■ Problem to solve ■
Where in the data does the word "have" appear? Find those lines and copy them.

■ Provided data ■
══════════════════════════════
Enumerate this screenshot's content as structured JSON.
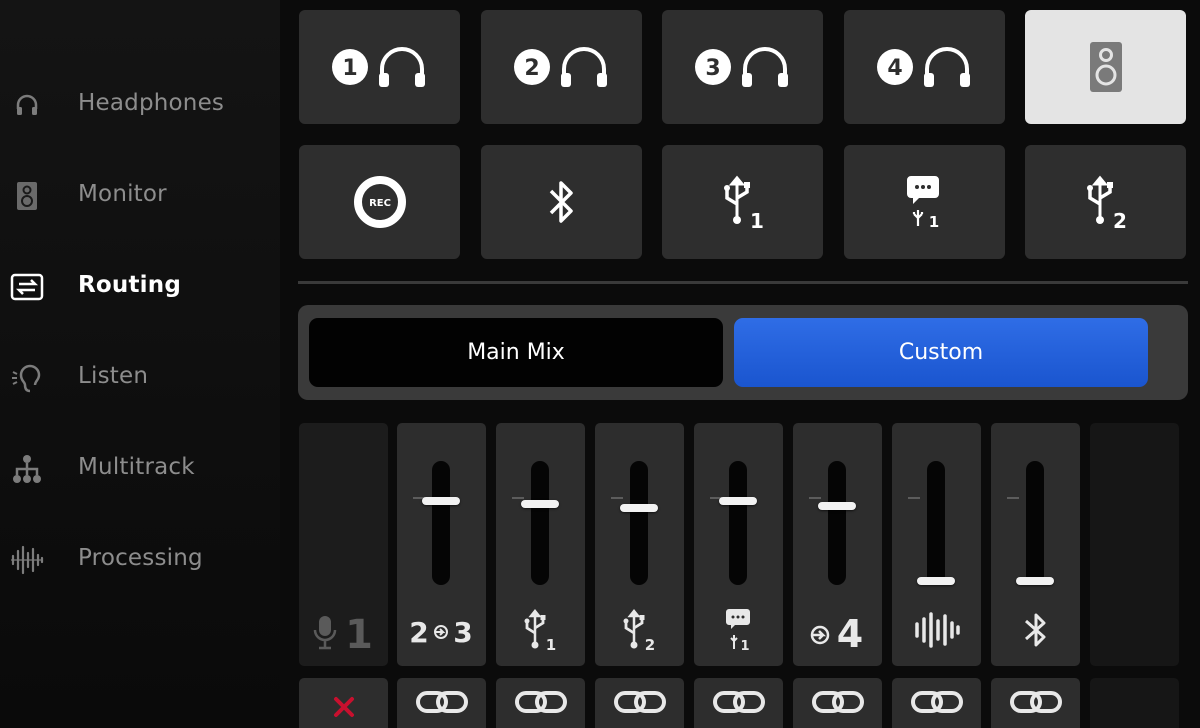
{
  "sidebar": {
    "items": [
      {
        "label": "Headphones",
        "icon": "headphones-icon"
      },
      {
        "label": "Monitor",
        "icon": "speaker-icon"
      },
      {
        "label": "Routing",
        "icon": "routing-icon",
        "active": true
      },
      {
        "label": "Listen",
        "icon": "ear-icon"
      },
      {
        "label": "Multitrack",
        "icon": "hierarchy-icon"
      },
      {
        "label": "Processing",
        "icon": "waveform-icon"
      }
    ]
  },
  "outputs": {
    "headphones": [
      "1",
      "2",
      "3",
      "4"
    ],
    "selected": "monitor-speaker"
  },
  "sources": {
    "rec_label": "REC",
    "usb1_num": "1",
    "chat_num": "1",
    "usb2_num": "2"
  },
  "mode": {
    "main_label": "Main Mix",
    "custom_label": "Custom",
    "active": "Custom"
  },
  "mixer": {
    "strips": [
      {
        "id": "mic-1",
        "label": "1",
        "level": null,
        "enabled": false
      },
      {
        "id": "mics-2-3",
        "label_a": "2",
        "label_b": "3",
        "level": 0.69
      },
      {
        "id": "usb-1",
        "sub": "1",
        "level": 0.66
      },
      {
        "id": "usb-2",
        "sub": "2",
        "level": 0.63
      },
      {
        "id": "usb-chat-1",
        "sub": "1",
        "level": 0.69
      },
      {
        "id": "input-4",
        "label": "4",
        "level": 0.65
      },
      {
        "id": "waveform-playback",
        "level": 0.0
      },
      {
        "id": "bluetooth",
        "level": 0.0
      }
    ]
  },
  "colors": {
    "accent": "#1f5fdb",
    "tile": "#2e2e2e",
    "tile_selected": "#e4e4e4",
    "unlinked": "#c8102e"
  }
}
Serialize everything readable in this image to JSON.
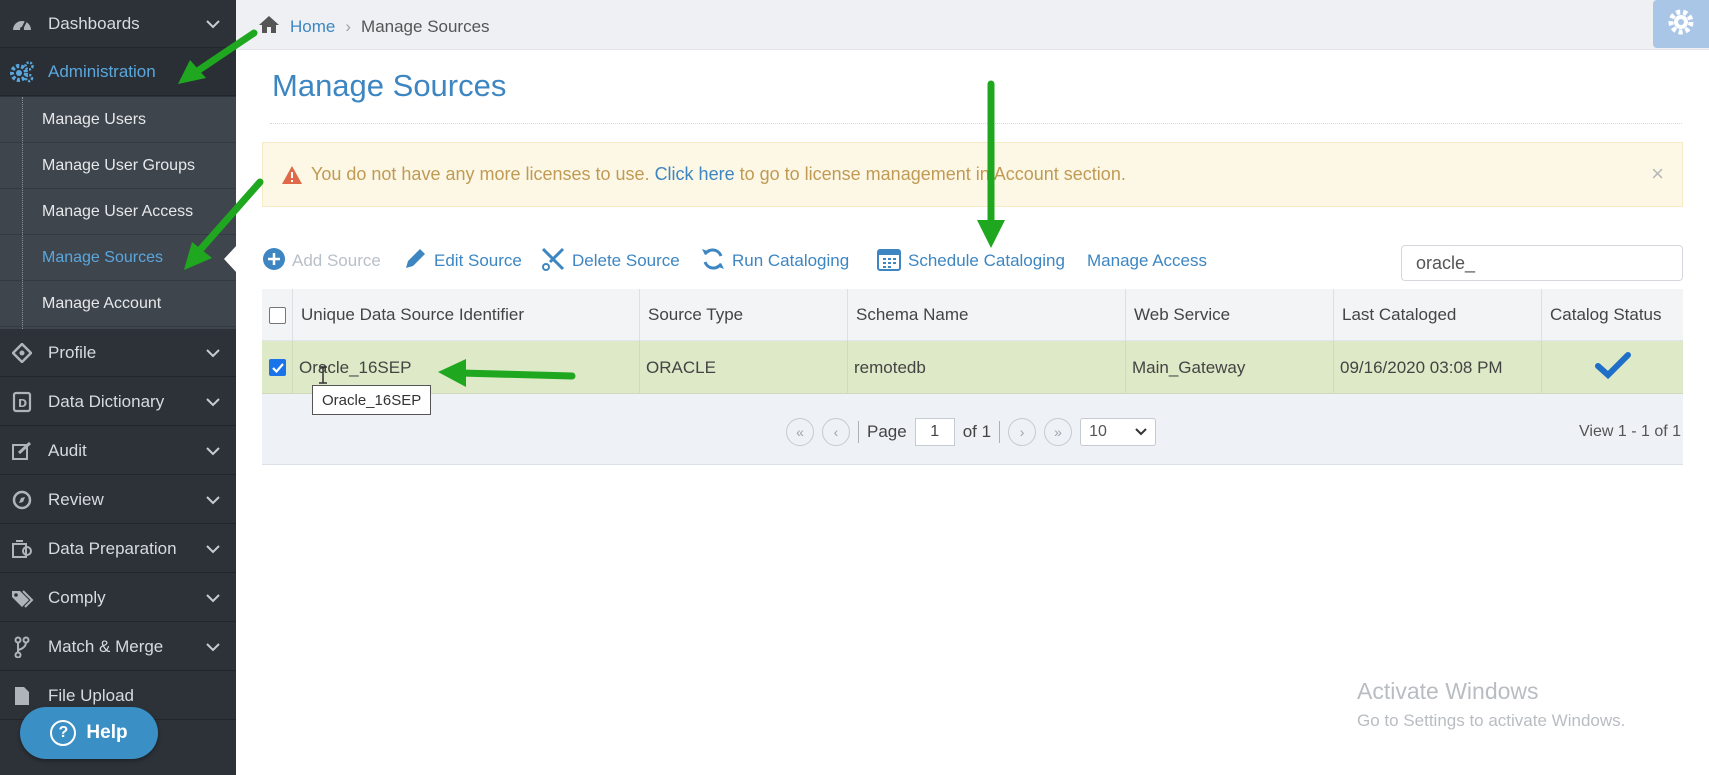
{
  "sidebar": {
    "items": [
      {
        "label": "Dashboards",
        "icon": "dashboard-icon"
      },
      {
        "label": "Administration",
        "icon": "cogs-icon"
      },
      {
        "label": "Profile",
        "icon": "profile-icon"
      },
      {
        "label": "Data Dictionary",
        "icon": "data-dictionary-icon"
      },
      {
        "label": "Audit",
        "icon": "audit-icon"
      },
      {
        "label": "Review",
        "icon": "review-icon"
      },
      {
        "label": "Data Preparation",
        "icon": "data-preparation-icon"
      },
      {
        "label": "Comply",
        "icon": "tags-icon"
      },
      {
        "label": "Match & Merge",
        "icon": "merge-icon"
      },
      {
        "label": "File Upload",
        "icon": "file-icon"
      }
    ],
    "submenu": [
      {
        "label": "Manage Users"
      },
      {
        "label": "Manage User Groups"
      },
      {
        "label": "Manage User Access"
      },
      {
        "label": "Manage Sources"
      },
      {
        "label": "Manage Account"
      }
    ],
    "help_label": "Help"
  },
  "breadcrumb": {
    "home": "Home",
    "current": "Manage Sources"
  },
  "page": {
    "title": "Manage Sources"
  },
  "alert": {
    "text_before": "You do not have any more licenses to use.",
    "link": "Click here",
    "text_after": "to go to license management in Account section."
  },
  "toolbar": {
    "add_source": "Add Source",
    "edit_source": "Edit Source",
    "delete_source": "Delete Source",
    "run_cataloging": "Run Cataloging",
    "schedule_cataloging": "Schedule Cataloging",
    "manage_access": "Manage Access"
  },
  "search": {
    "value": "oracle_"
  },
  "table": {
    "columns": [
      "Unique Data Source Identifier",
      "Source Type",
      "Schema Name",
      "Web Service",
      "Last Cataloged",
      "Catalog Status"
    ],
    "rows": [
      {
        "identifier": "Oracle_16SEP",
        "source_type": "ORACLE",
        "schema": "remotedb",
        "web_service": "Main_Gateway",
        "last_cataloged": "09/16/2020 03:08 PM",
        "status_icon": "checkmark-icon",
        "selected": true
      }
    ],
    "tooltip": "Oracle_16SEP"
  },
  "pager": {
    "page_label": "Page",
    "page": "1",
    "of_label": "of 1",
    "page_size": "10",
    "view_info": "View 1 - 1 of 1"
  },
  "watermark": {
    "line1": "Activate Windows",
    "line2": "Go to Settings to activate Windows."
  },
  "colors": {
    "accent": "#3d86c2",
    "sidebar": "#2d3239",
    "selected_row": "#dde9c7",
    "arrow": "#1fa81f"
  }
}
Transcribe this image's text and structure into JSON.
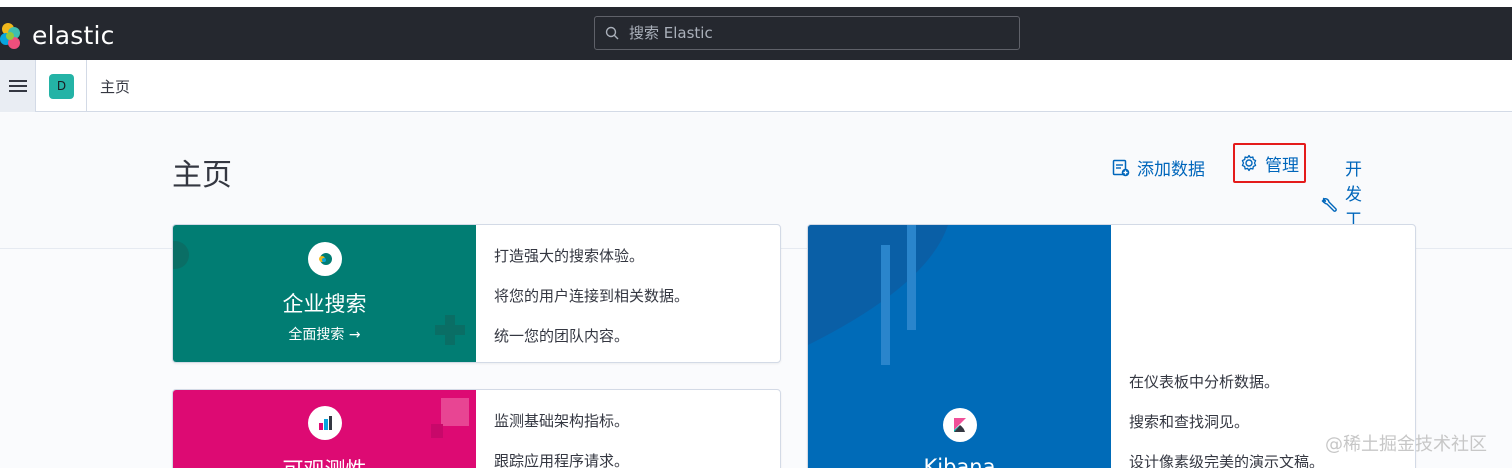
{
  "brand": {
    "name": "elastic"
  },
  "search": {
    "placeholder": "搜索 Elastic"
  },
  "space": {
    "initial": "D"
  },
  "breadcrumb": {
    "current": "主页"
  },
  "page": {
    "title": "主页"
  },
  "header_links": {
    "add_data": "添加数据",
    "manage": "管理",
    "dev_tools": "开发工具"
  },
  "solutions": {
    "enterprise_search": {
      "title": "企业搜索",
      "link": "全面搜索 →",
      "features": [
        "打造强大的搜索体验。",
        "将您的用户连接到相关数据。",
        "统一您的团队内容。"
      ],
      "color": "#017d73"
    },
    "observability": {
      "title": "可观测性",
      "features": [
        "监测基础架构指标。",
        "跟踪应用程序请求。"
      ],
      "color": "#dd0a73"
    },
    "kibana": {
      "title": "Kibana",
      "features": [
        "在仪表板中分析数据。",
        "搜索和查找洞见。",
        "设计像素级完美的演示文稿。"
      ],
      "color": "#006bb8"
    }
  },
  "watermark": "@稀土掘金技术社区"
}
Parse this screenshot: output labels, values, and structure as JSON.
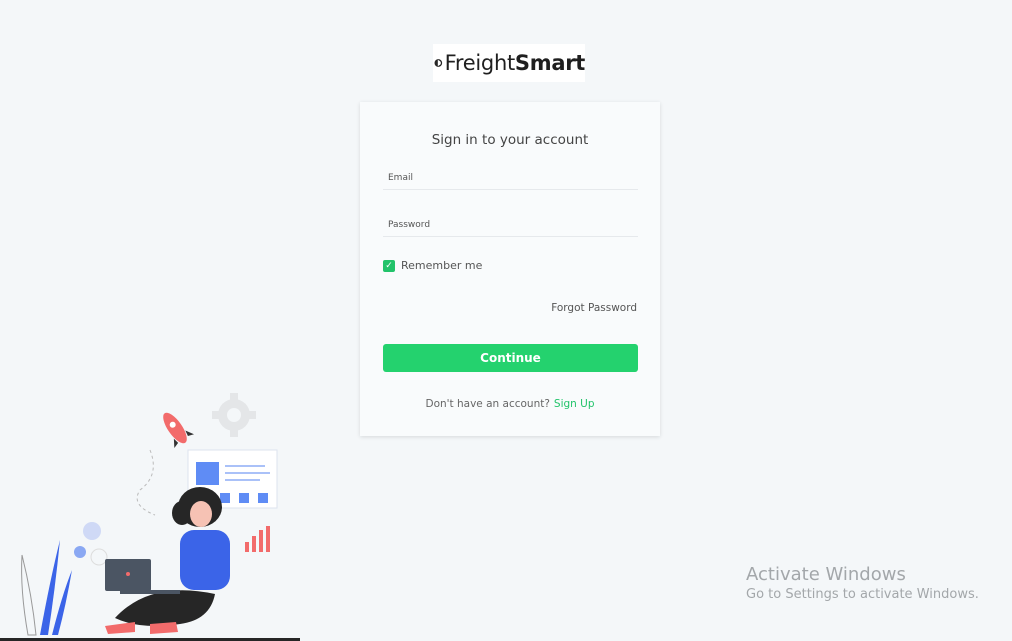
{
  "brand": {
    "name_regular": "Freight",
    "name_bold": "Smart"
  },
  "login": {
    "title": "Sign in to your account",
    "email_placeholder": "Email",
    "password_placeholder": "Password",
    "remember_label": "Remember me",
    "remember_checked": true,
    "forgot_label": "Forgot Password",
    "continue_label": "Continue",
    "signup_prompt": "Don't have an account?",
    "signup_link": "Sign Up"
  },
  "watermark": {
    "title": "Activate Windows",
    "subtitle": "Go to Settings to activate Windows."
  },
  "icons": {
    "logo": "freightsmart-logo-icon",
    "checkbox": "checkmark-icon",
    "illustration": "woman-laptop-illustration"
  },
  "colors": {
    "accent": "#24d26e",
    "link": "#22c36a",
    "background": "#f4f7f9",
    "card": "#f9fbfc"
  }
}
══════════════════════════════
■ Your solution ■
    "text_before": "You do not have any more licenses to use.",
    "signup_prompt": "Don't have an account?",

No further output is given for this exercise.